# Website and app data records
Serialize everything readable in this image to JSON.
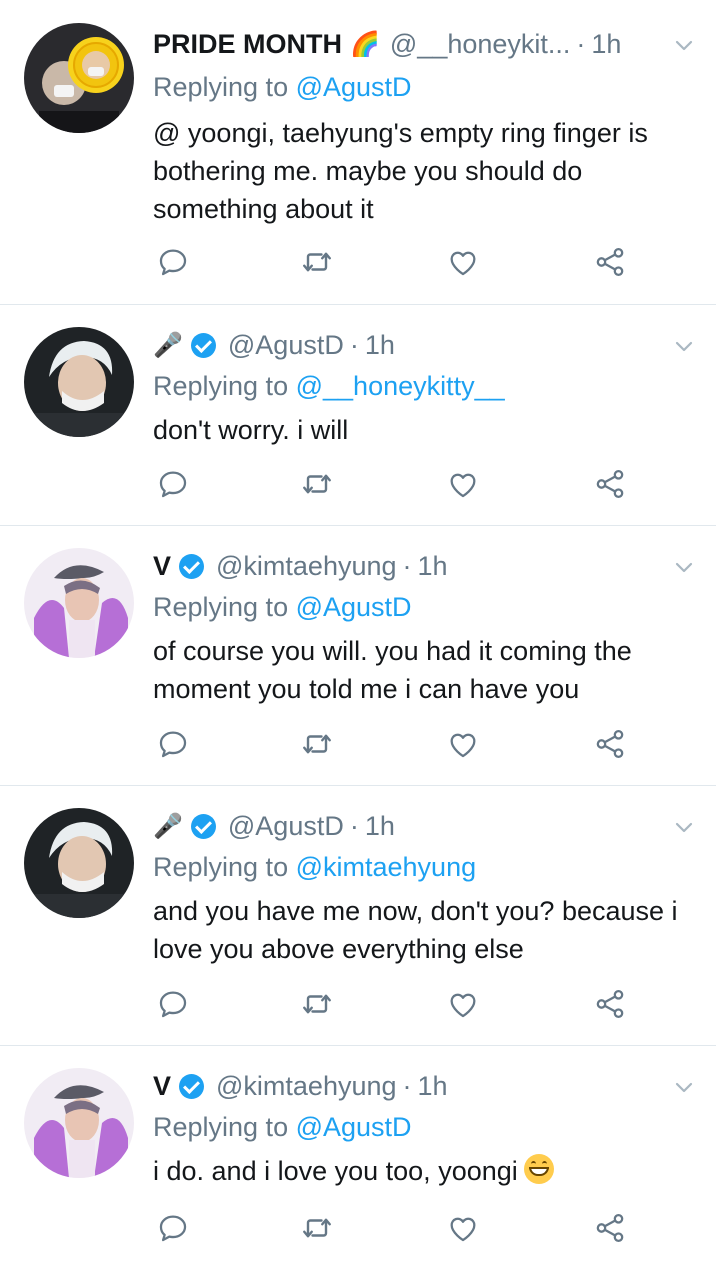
{
  "tweets": [
    {
      "name": "PRIDE MONTH",
      "name_emoji": "🌈",
      "handle": "@__honeykit...",
      "separator": "·",
      "time": "1h",
      "replying_prefix": "Replying to",
      "replying_to": "@AgustD",
      "text": "@ yoongi, taehyung's empty ring finger is bothering me. maybe you should do something about it",
      "verified": false,
      "avatar": "sunflower-hat"
    },
    {
      "name": "🎤",
      "name_emoji": "",
      "handle": "@AgustD",
      "separator": "·",
      "time": "1h",
      "replying_prefix": "Replying to",
      "replying_to": "@__honeykitty__",
      "text": "don't worry. i will",
      "verified": true,
      "avatar": "white-hair-mask"
    },
    {
      "name": "V",
      "name_emoji": "",
      "handle": "@kimtaehyung",
      "separator": "·",
      "time": "1h",
      "replying_prefix": "Replying to",
      "replying_to": "@AgustD",
      "text": "of course you will. you had it coming the moment you told me i can have you",
      "verified": true,
      "avatar": "pastel-selfie"
    },
    {
      "name": "🎤",
      "name_emoji": "",
      "handle": "@AgustD",
      "separator": "·",
      "time": "1h",
      "replying_prefix": "Replying to",
      "replying_to": "@kimtaehyung",
      "text": "and you have me now, don't you? because i love you above everything else",
      "verified": true,
      "avatar": "white-hair-mask"
    },
    {
      "name": "V",
      "name_emoji": "",
      "handle": "@kimtaehyung",
      "separator": "·",
      "time": "1h",
      "replying_prefix": "Replying to",
      "replying_to": "@AgustD",
      "text": "i do. and i love you too, yoongi",
      "verified": true,
      "avatar": "pastel-selfie"
    }
  ],
  "icons": {
    "reply": "reply-icon",
    "retweet": "retweet-icon",
    "like": "heart-icon",
    "share": "share-icon",
    "caret": "chevron-down-icon",
    "verified": "verified-badge-icon",
    "emoji_end": "grinning-face-icon"
  },
  "colors": {
    "link": "#1da1f2",
    "muted": "#657786",
    "text": "#14171a",
    "divider": "#e1e8ed"
  }
}
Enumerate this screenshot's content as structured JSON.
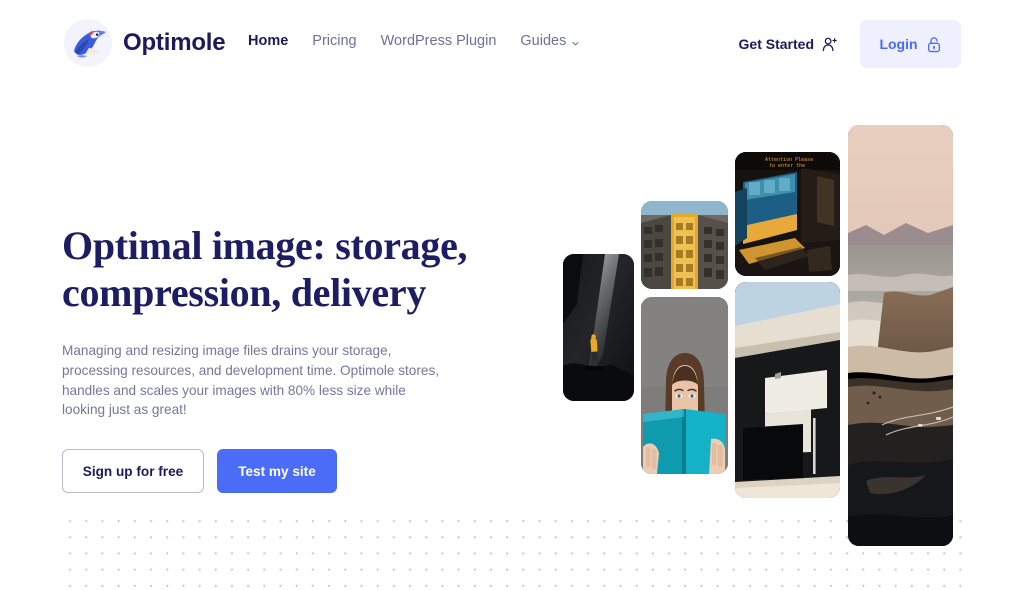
{
  "brand": {
    "name": "Optimole",
    "logo_icon": "optimole-mole-logo-icon"
  },
  "nav": {
    "items": [
      {
        "label": "Home",
        "active": true,
        "has_dropdown": false
      },
      {
        "label": "Pricing",
        "active": false,
        "has_dropdown": false
      },
      {
        "label": "WordPress Plugin",
        "active": false,
        "has_dropdown": false
      },
      {
        "label": "Guides",
        "active": false,
        "has_dropdown": true
      }
    ],
    "dropdown_icon": "chevron-down-icon"
  },
  "header_actions": {
    "get_started_label": "Get Started",
    "get_started_icon": "user-plus-icon",
    "login_label": "Login",
    "login_icon": "lock-icon"
  },
  "hero": {
    "title": "Optimal image: storage, compression, delivery",
    "subtitle": "Managing and resizing image files drains your storage, processing resources, and development time. Optimole stores, handles and scales your images with 80% less size while looking just as great!",
    "primary_cta": "Test my site",
    "secondary_cta": "Sign up for free"
  },
  "collage": {
    "images": [
      {
        "name": "hiker-in-cave-photo",
        "alt": "Person in yellow jacket walking inside a dark cave"
      },
      {
        "name": "yellow-building-facade-photo",
        "alt": "Upward view of a building facade with yellow highlighted section"
      },
      {
        "name": "train-station-photo",
        "alt": "Blue and yellow train at a station platform at night"
      },
      {
        "name": "woman-reading-book-photo",
        "alt": "Woman holding a teal book covering the lower half of her face"
      },
      {
        "name": "modern-architecture-photo",
        "alt": "Minimalist white concrete architecture against blue sky"
      },
      {
        "name": "coastal-road-photo",
        "alt": "Aerial view of a coastal road beside cliffs at dusk"
      }
    ]
  },
  "colors": {
    "accent": "#4a6cf7",
    "heading": "#1d1d63",
    "body_text": "#76769c",
    "nav_inactive": "#6f6f9b",
    "login_bg": "#eef0fd",
    "dot_grid": "#c9c9d4"
  }
}
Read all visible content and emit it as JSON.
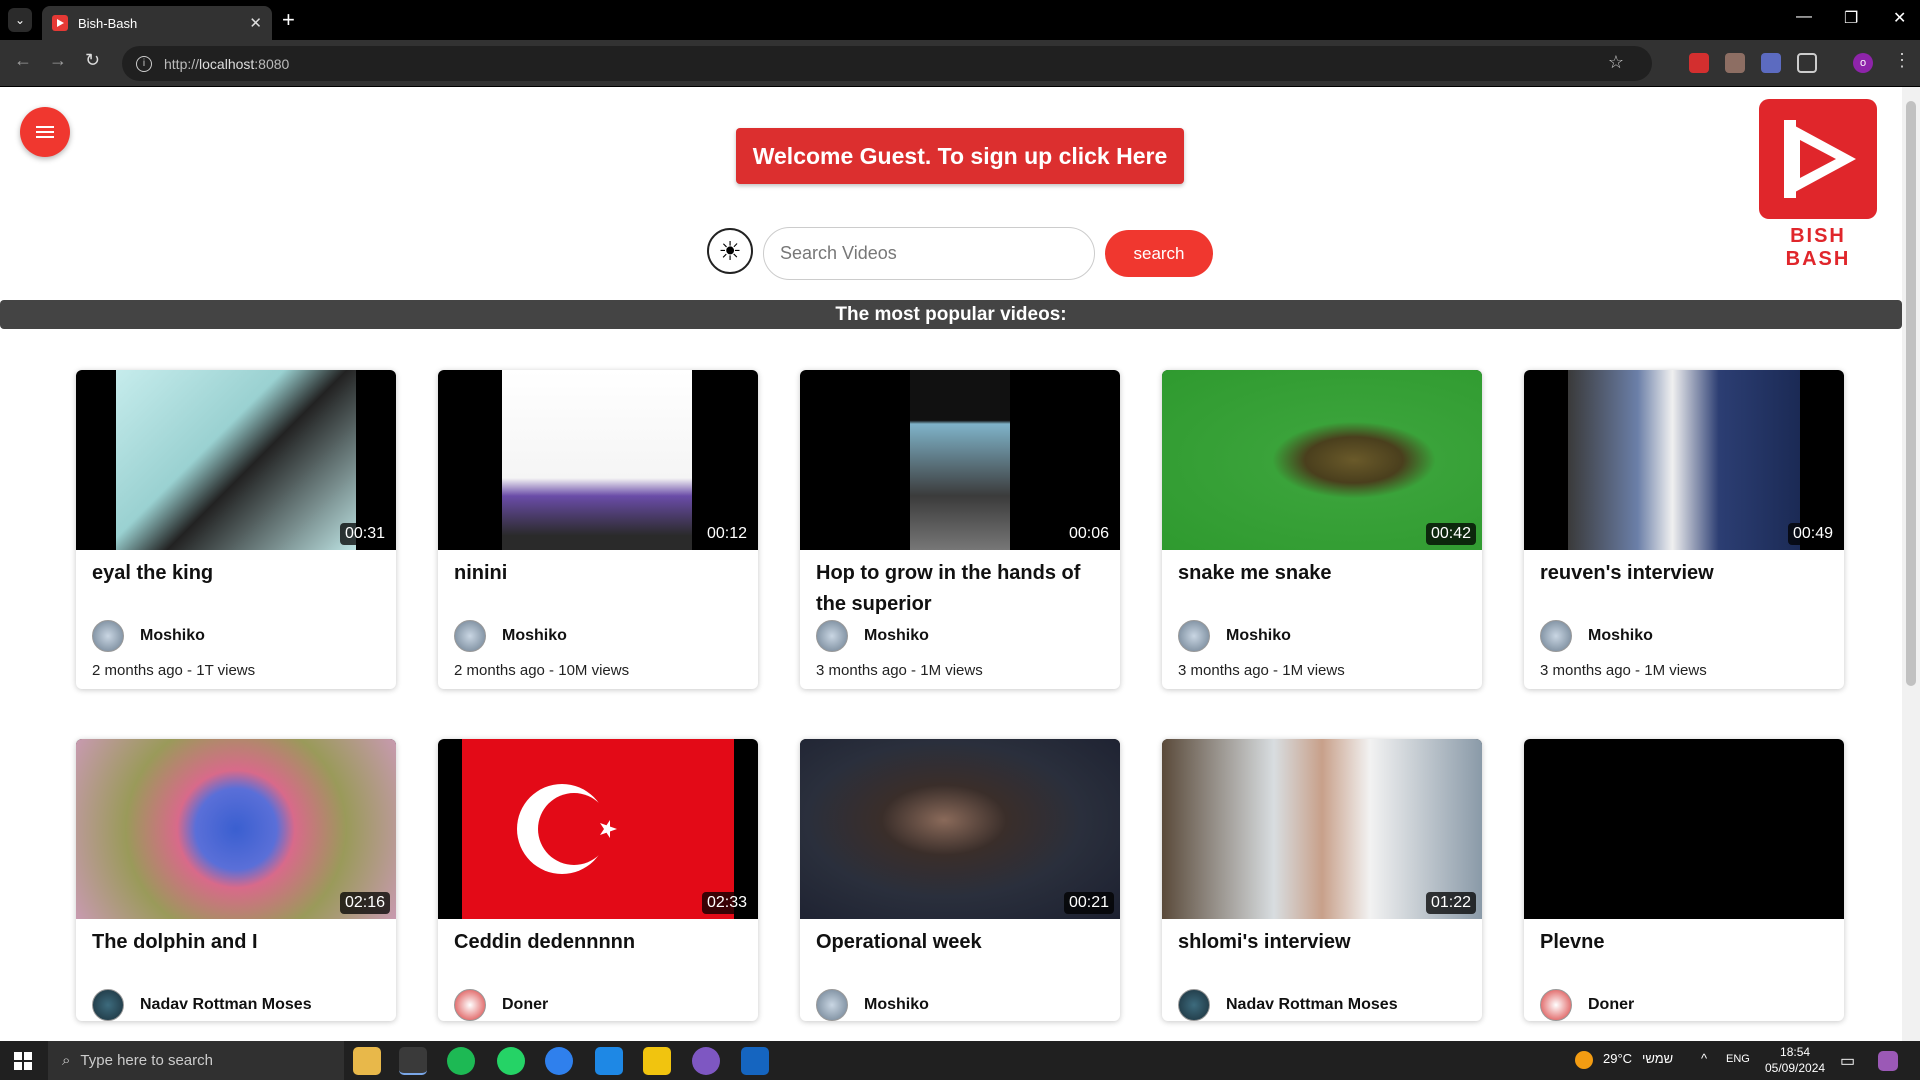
{
  "browser": {
    "tab_title": "Bish-Bash",
    "url_prefix": "http://",
    "url_host": "localhost",
    "url_port": ":8080"
  },
  "header": {
    "welcome_text": "Welcome Guest. To sign up click Here",
    "logo_text": "BISH BASH",
    "search_placeholder": "Search Videos",
    "search_button": "search",
    "section_title": "The most popular videos:"
  },
  "videos": [
    {
      "title": "eyal the king",
      "duration": "00:31",
      "author": "Moshiko",
      "meta": "2 months ago - 1T views"
    },
    {
      "title": "ninini",
      "duration": "00:12",
      "author": "Moshiko",
      "meta": "2 months ago - 10M views"
    },
    {
      "title": "Hop to grow in the hands of the superior",
      "duration": "00:06",
      "author": "Moshiko",
      "meta": "3 months ago - 1M views"
    },
    {
      "title": "snake me snake",
      "duration": "00:42",
      "author": "Moshiko",
      "meta": "3 months ago - 1M views"
    },
    {
      "title": "reuven's interview",
      "duration": "00:49",
      "author": "Moshiko",
      "meta": "3 months ago - 1M views"
    },
    {
      "title": "The dolphin and I",
      "duration": "02:16",
      "author": "Nadav Rottman Moses",
      "meta": ""
    },
    {
      "title": "Ceddin dedennnnn",
      "duration": "02:33",
      "author": "Doner",
      "meta": ""
    },
    {
      "title": "Operational week",
      "duration": "00:21",
      "author": "Moshiko",
      "meta": ""
    },
    {
      "title": "shlomi's interview",
      "duration": "01:22",
      "author": "Nadav Rottman Moses",
      "meta": ""
    },
    {
      "title": "Plevne",
      "duration": "",
      "author": "Doner",
      "meta": ""
    }
  ],
  "taskbar": {
    "search_placeholder": "Type here to search",
    "weather": "29°C",
    "weather_label": "שמשי",
    "language": "ENG",
    "time": "18:54",
    "date": "05/09/2024"
  },
  "colors": {
    "accent": "#f0372f",
    "welcome_bg": "#dc2f2f",
    "section_bar": "#444444"
  }
}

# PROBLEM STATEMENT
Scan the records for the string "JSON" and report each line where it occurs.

# EXERCISE ANSWER
Serialize everything readable in this image to JSON.
Enumerate this screenshot's content as structured JSON.
Read all visible content and emit it as JSON.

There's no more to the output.